Gather every line from the entries below that includes "icon".

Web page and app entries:
╭──

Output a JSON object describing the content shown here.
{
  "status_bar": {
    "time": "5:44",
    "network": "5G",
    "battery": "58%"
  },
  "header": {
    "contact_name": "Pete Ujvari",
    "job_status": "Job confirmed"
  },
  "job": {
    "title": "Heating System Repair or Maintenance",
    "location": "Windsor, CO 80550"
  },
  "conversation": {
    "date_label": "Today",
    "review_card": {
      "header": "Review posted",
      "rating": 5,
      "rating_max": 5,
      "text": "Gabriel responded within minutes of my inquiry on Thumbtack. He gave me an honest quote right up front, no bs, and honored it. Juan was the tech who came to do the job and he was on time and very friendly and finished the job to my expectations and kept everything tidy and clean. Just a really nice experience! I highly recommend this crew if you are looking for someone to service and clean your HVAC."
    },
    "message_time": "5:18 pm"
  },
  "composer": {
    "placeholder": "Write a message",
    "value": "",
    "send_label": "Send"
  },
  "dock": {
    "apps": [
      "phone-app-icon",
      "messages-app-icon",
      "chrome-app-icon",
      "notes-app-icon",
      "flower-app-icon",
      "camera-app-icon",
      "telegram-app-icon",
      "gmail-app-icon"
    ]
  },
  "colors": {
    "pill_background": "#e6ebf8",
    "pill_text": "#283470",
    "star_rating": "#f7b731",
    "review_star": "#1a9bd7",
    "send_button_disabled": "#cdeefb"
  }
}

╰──

* ANSWER
      "phone-app-icon",
      "messages-app-icon",
      "chrome-app-icon",
      "notes-app-icon",
      "flower-app-icon",
      "camera-app-icon",
      "telegram-app-icon",
      "gmail-app-icon"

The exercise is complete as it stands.